In the event, following the handing down of judgment, the admitted culpability of MMS has led to an agreed Order whereby MMS will indemnify MdR for any liability for damages or costs it may have to Dreamvar arising from MdR's breach of trust, and the refusal of Section 61 relief.  This includes reimbursing MdR its own costs of the proceedings.  Thus the perceived injustice perpetrated by the original judgment has been rectified and it seems that no party intends to appeal any aspect of the judgment. 

Despite the judgment of Patten LJ concerning Section 61 relief, the allowance or refusal of such relief will always be a matter for the discretion of the trial judge, and will depend upon the circumstances of each particular case.  However, there is now likely to be more focus when investigating such claim upon the circumstances of the parties and the impact of any loss or judgment upon them.


For the reasons set out above, the Court of Appeal's judgment on construction of the Code follows the previous case law.  Indeed, all aspects of the judgment and all of the key issues considered by the Court confirm the established law.  The net result (which has yet to be publicised) should certainly satisfy any objective sense of fairness.
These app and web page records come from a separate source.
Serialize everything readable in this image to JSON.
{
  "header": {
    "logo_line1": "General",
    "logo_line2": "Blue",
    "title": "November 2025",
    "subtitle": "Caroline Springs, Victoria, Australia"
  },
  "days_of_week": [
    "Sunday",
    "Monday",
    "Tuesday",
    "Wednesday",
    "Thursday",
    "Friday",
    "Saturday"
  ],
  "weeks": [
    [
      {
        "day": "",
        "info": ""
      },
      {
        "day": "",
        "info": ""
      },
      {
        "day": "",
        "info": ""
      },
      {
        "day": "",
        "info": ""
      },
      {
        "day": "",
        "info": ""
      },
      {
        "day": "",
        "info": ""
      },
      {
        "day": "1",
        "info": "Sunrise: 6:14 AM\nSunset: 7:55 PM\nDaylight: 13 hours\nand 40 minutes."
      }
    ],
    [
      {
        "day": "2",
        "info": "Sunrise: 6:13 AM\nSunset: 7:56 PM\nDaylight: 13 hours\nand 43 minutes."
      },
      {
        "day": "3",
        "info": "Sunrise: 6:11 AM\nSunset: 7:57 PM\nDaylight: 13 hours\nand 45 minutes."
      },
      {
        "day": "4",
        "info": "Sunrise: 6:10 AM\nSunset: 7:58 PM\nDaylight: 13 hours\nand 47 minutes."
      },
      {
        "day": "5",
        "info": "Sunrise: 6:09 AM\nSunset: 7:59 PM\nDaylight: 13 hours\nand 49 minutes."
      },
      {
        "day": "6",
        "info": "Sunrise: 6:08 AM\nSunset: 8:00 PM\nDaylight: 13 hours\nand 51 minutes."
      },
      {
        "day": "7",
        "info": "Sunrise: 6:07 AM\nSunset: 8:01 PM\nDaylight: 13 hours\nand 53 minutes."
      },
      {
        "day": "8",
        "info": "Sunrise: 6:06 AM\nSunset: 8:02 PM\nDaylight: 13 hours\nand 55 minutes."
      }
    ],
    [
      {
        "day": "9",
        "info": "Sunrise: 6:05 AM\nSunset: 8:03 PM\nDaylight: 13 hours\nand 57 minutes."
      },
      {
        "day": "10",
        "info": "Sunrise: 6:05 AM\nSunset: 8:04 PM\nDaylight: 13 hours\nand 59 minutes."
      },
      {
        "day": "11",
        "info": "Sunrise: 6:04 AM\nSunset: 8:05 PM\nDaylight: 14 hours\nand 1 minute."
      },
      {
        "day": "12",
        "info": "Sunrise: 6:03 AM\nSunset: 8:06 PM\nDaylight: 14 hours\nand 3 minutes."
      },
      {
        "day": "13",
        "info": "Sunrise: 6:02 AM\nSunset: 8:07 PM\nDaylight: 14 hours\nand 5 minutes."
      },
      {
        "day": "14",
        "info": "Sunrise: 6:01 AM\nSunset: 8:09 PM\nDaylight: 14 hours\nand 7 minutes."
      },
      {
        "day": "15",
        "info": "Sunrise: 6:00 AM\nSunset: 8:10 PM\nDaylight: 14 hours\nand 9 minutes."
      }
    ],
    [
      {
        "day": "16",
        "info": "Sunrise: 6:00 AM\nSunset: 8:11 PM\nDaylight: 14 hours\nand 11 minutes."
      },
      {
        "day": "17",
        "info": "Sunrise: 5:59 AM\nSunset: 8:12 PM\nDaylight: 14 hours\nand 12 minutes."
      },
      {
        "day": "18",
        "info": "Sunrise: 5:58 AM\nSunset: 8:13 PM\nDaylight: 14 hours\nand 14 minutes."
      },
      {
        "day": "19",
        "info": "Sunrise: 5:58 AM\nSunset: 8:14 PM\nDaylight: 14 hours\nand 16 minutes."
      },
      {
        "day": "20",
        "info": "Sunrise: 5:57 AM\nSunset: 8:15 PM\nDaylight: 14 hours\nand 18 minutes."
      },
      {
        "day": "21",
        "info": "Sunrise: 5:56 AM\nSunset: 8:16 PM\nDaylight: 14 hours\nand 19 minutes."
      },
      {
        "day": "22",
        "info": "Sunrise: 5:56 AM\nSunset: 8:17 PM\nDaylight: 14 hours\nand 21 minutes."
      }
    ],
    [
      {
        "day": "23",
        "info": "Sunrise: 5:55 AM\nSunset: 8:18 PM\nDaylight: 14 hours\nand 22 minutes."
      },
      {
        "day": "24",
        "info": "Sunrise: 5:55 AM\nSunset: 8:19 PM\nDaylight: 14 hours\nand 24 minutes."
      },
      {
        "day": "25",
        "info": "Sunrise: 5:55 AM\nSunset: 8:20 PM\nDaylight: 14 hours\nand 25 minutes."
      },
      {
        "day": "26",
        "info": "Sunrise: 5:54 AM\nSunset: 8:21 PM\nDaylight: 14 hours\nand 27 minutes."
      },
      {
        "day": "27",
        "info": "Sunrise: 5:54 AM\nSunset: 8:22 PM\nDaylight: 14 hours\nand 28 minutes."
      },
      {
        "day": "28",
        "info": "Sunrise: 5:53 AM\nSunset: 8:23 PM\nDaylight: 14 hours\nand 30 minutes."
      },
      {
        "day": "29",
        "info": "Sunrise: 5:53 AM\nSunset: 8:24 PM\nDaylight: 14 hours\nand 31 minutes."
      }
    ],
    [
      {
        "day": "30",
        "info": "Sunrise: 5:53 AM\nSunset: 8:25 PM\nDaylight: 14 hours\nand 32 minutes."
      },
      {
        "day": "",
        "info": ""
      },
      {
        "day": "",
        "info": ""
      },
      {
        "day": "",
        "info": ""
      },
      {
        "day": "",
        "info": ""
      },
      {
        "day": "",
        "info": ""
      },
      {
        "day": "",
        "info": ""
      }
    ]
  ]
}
Patten LJ’s judgment (against which Gloster LJ dissented) suggests that an honest and reasonable solicitor acting of the purchaser  should  pursue contribution proceedings against the vendor’s solicitors  in order to alleviate the consequences of refusal to grant s61 relief. However, in reality the purchaser’s solicitor will be entitled to an indemnity from the vendor’s solicitor by reason of the vendor’s solicitor breach of undertaking in any transaction to which the Code applies. In this regard, purchaser’s solicitors would be well advised to insist that the Code be adopted in every transaction upon which they are instructed. If the Code does not apply, then pursuant to the 1978 Contribution Act, the Court will apportion liability for the lost purchase monies by reference to the respective blameworthiness of the solicitors acting in the transaction.

These cases do highlight the extensive obligations and potential liabilities of conveyancing solicitors when dealing with potential or actual cases of property fraud.  As ever, prevention is better than cure, and no doubt those acting for vendors will now be aware of the importance of complying with AML regulations and the need for both vendor and purchasers' solicitors to be alert for any suspicious or unusual signs that may indicate a possible fraud, and take appropriate steps to warn/advise their clients accordingly.
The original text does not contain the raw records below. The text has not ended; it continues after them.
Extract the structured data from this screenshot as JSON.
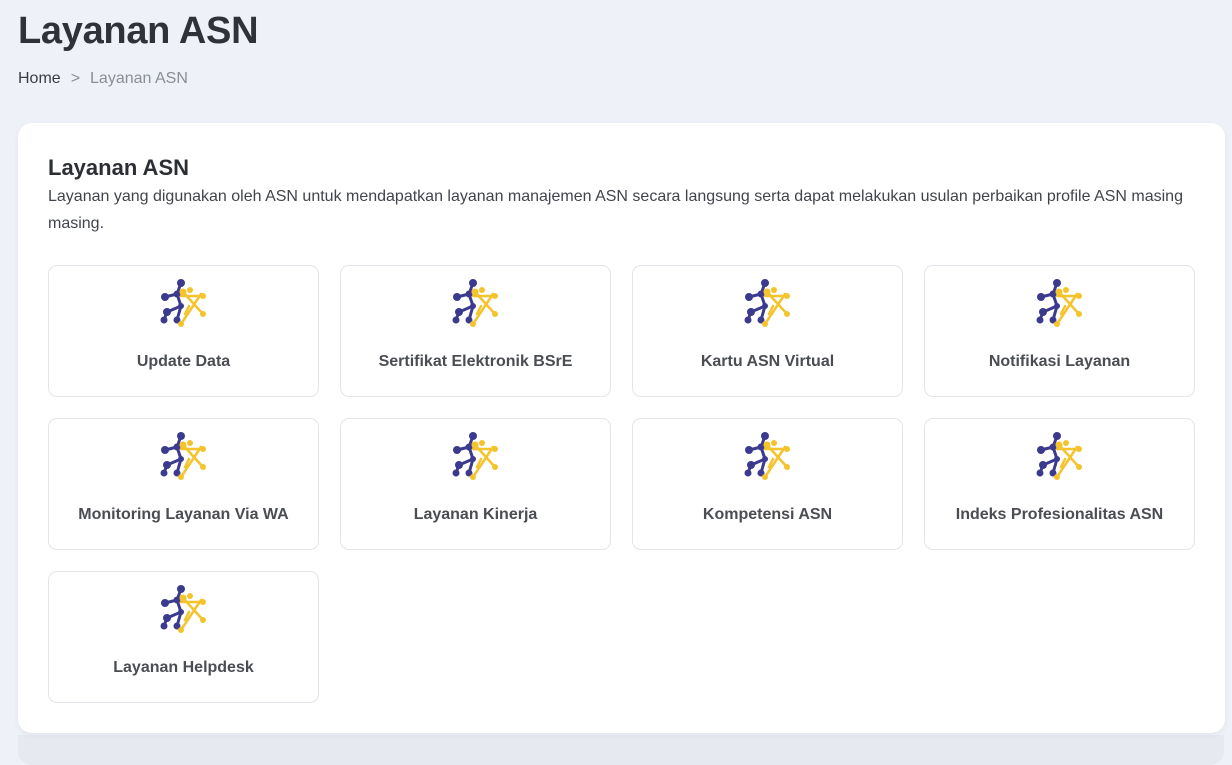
{
  "header": {
    "title": "Layanan ASN"
  },
  "breadcrumb": {
    "home": "Home",
    "separator": ">",
    "current": "Layanan ASN"
  },
  "card": {
    "title": "Layanan ASN",
    "description": "Layanan yang digunakan oleh ASN untuk mendapatkan layanan manajemen ASN secara langsung serta dapat melakukan usulan perbaikan profile ASN masing masing."
  },
  "services": [
    {
      "label": "Update Data",
      "icon": "asn-logo-icon"
    },
    {
      "label": "Sertifikat Elektronik BSrE",
      "icon": "asn-logo-icon"
    },
    {
      "label": "Kartu ASN Virtual",
      "icon": "asn-logo-icon"
    },
    {
      "label": "Notifikasi Layanan",
      "icon": "asn-logo-icon"
    },
    {
      "label": "Monitoring Layanan Via WA",
      "icon": "asn-logo-icon"
    },
    {
      "label": "Layanan Kinerja",
      "icon": "asn-logo-icon"
    },
    {
      "label": "Kompetensi ASN",
      "icon": "asn-logo-icon"
    },
    {
      "label": "Indeks Profesionalitas ASN",
      "icon": "asn-logo-icon"
    },
    {
      "label": "Layanan Helpdesk",
      "icon": "asn-logo-icon"
    }
  ],
  "colors": {
    "logo_navy": "#3b3a8f",
    "logo_yellow": "#f5c32c",
    "page_bg": "#eef1f7",
    "card_bg": "#ffffff"
  }
}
As the judgment makes clear, the findings of liability for a breach of trust against OWC, MMS and MdR are strict in nature, and do not in any way depend upon the reasonableness or otherwise of their conduct.  That will only come into account when considering any claim for contribution and/or an application for relief under Section 61.  In theory a fraud may still be perpetrated whilst both vendor and purchaser solicitors act honestly, competently and reasonably, and yet the Court may refuse relief to either or both of them under Section 61.  Whilst that has always been the position, the profession, its insurers and the Law Society itself cannot say that it is now unaware of such a risk.
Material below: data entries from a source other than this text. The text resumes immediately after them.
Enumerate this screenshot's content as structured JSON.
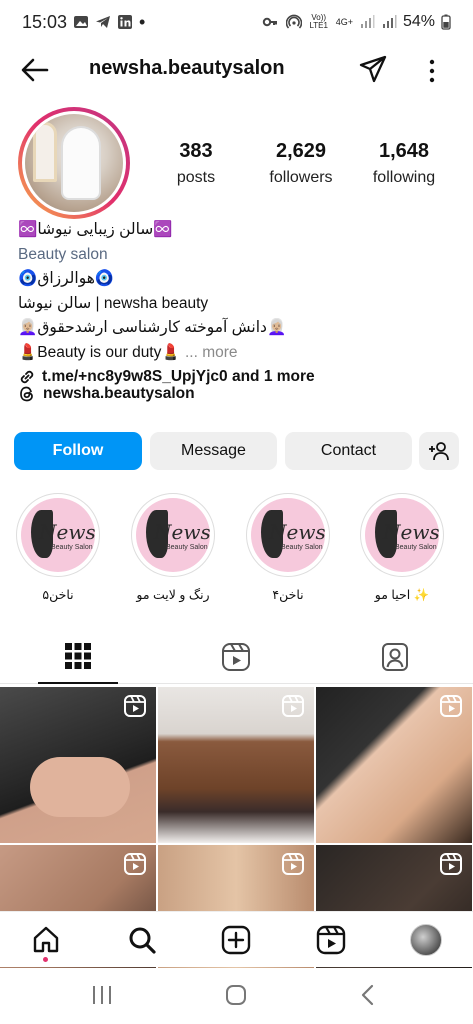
{
  "status_bar": {
    "time": "15:03",
    "network": "Vo)) LTE1",
    "network_type": "4G+",
    "battery": "54%",
    "icons": [
      "gallery-icon",
      "telegram-icon",
      "linkedin-icon",
      "dot-icon",
      "key-icon",
      "hotspot-icon",
      "signal-icon",
      "battery-icon"
    ]
  },
  "header": {
    "username": "newsha.beautysalon",
    "icons": [
      "back-arrow-icon",
      "send-icon",
      "more-vertical-icon"
    ]
  },
  "stats": [
    {
      "value": "383",
      "label": "posts"
    },
    {
      "value": "2,629",
      "label": "followers"
    },
    {
      "value": "1,648",
      "label": "following"
    }
  ],
  "bio": {
    "name": "♾️سالن زیبایی نیوشا♾️",
    "category": "Beauty salon",
    "line1": "🧿هوالرزاق🧿",
    "line2": "سالن نیوشا | newsha beauty",
    "line3": "👩🏼‍🦳دانش آموخته کارشناسی ارشدحقوق👩🏼‍🦳",
    "line4": "💄Beauty is our duty💄",
    "more_label": "... more",
    "link": "t.me/+nc8y9w8S_UpjYjc0 and 1 more",
    "threads_handle": "newsha.beautysalon"
  },
  "actions": {
    "follow": "Follow",
    "message": "Message",
    "contact": "Contact"
  },
  "highlights": [
    {
      "label": "ناخن۵",
      "brand": "Newsha",
      "sub": "Beauty Salon"
    },
    {
      "label": "رنگ و لایت مو",
      "brand": "Newsha",
      "sub": "Beauty Salon"
    },
    {
      "label": "ناخن۴",
      "brand": "Newsha",
      "sub": "Beauty Salon"
    },
    {
      "label": "احیا مو ✨",
      "brand": "Newsha",
      "sub": "Beauty Salon"
    }
  ],
  "tabs": [
    "grid-icon",
    "reels-icon",
    "tagged-icon"
  ],
  "bottom_nav": [
    "home-icon",
    "search-icon",
    "create-icon",
    "reels-icon",
    "profile-avatar"
  ],
  "colors": {
    "primary": "#0095f6",
    "secondary_button": "#efefef",
    "ring_gradient": [
      "#f9b04a",
      "#e1306c",
      "#c13584"
    ],
    "highlight_bg": "#f6c9dc"
  }
}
For more information please contact Micheal Robin Partner Michael.Robin@dwf.law or Chris Lewis Associate Chris.Lewis@dwf.law

This information is intended as a general discussion surrounding the topics covered and is for guidance purposes only. It does not constitute legal advice and should not be regarded as a substitute for taking legal advice. DWF is not responsible for any activity undertaken based on this information.